Ponte City: Mikhael Subotzky and Patrick Waterhouse's exhibition impresses
Photo-journalism project by photographer Subotzky and artist Waterhouse documents a failed apartheid-era housing project
'Live in Ponte and never go out’ declaims the mantra on a poster depicting some glossy urban paradise. Alas, for the 54-storey circular folly that still towers over Johannesburg’s skyline and which was originally built in 1976 to house South Africa’s white elite, things didn’t quite work out like that. By the time South African photographer Mikhael Subotzky and British artist Patrick Waterhouse came calling, the concrete monstrosity was largely occupied by black residents who moved in following the collapse of apartheid, although many had subsequently been evicted by predatory property developers.
The result of Subotzky and Waterhouse’s five-year study in this international collaboration between the Scottish National Portrait Gallery, Paris’ Le Bal and Antwerp’s Foto Museum is an expansive piece of impressionistic photo-journalism. The project combines archive and found material alongside fresh images and texts documenting a community which survives in spite of assorted social upheavals and financial collapses.
Portraits of residents and their apartments sit next to the detritus found in abandoned units, with news cuttings charting this nouveau-Babel’s chequered history. A startled child’s face on a tatty postcard sums things up with the caption, ‘don’t let the future take you by surprise’. This is a damning indictment of how the global conspiracies of gentrification and botched attempts at social engineering are the things which need to be demolished.

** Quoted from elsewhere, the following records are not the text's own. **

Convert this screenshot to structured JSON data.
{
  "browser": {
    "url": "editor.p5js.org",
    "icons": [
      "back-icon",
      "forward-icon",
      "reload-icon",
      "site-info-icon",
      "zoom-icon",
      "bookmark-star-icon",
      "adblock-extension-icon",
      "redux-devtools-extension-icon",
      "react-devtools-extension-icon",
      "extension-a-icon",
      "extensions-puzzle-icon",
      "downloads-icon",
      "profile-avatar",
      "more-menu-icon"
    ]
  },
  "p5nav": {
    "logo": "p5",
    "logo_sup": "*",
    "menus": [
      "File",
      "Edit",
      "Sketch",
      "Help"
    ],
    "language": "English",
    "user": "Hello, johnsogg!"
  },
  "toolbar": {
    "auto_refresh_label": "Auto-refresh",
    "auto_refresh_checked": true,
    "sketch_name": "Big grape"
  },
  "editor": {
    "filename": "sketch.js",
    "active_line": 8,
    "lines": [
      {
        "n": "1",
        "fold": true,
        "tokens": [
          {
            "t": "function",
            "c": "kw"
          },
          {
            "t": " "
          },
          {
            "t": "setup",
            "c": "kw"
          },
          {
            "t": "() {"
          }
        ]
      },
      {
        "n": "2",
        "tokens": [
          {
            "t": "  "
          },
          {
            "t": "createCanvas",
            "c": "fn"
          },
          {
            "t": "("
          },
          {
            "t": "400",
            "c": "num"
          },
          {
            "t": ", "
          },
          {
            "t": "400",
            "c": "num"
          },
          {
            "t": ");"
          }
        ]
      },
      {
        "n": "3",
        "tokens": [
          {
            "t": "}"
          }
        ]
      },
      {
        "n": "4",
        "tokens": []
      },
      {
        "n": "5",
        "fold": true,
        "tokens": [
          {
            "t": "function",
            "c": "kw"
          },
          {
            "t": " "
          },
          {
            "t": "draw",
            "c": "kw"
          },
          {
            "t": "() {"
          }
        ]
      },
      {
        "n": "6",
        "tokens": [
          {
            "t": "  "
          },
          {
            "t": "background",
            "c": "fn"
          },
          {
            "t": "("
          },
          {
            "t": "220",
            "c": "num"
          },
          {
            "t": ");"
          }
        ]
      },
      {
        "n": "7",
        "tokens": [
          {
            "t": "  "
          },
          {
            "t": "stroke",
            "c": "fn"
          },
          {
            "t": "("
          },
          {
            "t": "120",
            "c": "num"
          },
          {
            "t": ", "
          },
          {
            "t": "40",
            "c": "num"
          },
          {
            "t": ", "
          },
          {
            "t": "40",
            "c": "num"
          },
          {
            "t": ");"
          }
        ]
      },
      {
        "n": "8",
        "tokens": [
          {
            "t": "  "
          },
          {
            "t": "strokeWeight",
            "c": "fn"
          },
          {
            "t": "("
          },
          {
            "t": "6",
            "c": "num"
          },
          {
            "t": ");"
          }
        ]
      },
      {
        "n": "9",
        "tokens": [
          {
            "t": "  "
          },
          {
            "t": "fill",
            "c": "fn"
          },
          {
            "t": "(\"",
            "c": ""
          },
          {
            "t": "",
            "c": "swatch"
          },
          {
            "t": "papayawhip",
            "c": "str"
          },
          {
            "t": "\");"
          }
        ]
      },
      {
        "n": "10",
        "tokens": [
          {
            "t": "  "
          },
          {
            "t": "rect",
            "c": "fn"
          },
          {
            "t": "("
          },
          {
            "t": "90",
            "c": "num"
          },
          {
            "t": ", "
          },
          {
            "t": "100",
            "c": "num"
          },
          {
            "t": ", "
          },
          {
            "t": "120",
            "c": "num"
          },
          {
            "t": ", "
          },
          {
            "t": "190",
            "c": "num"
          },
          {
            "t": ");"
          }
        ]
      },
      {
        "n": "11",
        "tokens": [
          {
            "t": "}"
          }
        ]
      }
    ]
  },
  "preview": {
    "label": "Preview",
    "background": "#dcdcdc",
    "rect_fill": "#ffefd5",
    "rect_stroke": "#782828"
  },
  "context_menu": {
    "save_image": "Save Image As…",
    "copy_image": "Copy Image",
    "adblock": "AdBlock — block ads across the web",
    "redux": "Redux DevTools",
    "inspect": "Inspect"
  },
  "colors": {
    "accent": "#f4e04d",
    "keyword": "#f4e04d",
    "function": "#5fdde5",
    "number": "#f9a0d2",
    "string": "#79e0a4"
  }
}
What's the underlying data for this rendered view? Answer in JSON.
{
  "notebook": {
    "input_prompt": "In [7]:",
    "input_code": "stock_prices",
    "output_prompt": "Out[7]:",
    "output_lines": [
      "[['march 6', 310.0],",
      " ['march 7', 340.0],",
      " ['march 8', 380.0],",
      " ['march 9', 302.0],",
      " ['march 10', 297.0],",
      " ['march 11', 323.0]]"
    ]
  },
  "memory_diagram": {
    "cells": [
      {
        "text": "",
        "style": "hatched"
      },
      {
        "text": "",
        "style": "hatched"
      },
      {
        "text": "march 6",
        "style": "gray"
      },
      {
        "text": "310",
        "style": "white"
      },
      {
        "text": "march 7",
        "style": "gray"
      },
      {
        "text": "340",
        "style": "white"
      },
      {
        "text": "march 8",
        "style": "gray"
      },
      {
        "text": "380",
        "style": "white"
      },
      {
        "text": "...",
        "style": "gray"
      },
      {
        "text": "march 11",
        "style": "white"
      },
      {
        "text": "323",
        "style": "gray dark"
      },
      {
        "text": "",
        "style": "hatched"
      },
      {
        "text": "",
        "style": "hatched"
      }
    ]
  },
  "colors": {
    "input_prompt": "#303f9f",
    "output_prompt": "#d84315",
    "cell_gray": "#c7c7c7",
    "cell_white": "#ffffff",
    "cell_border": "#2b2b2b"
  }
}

Scottish National Portrait Gallery, Edinburgh, until Sun 26 Apr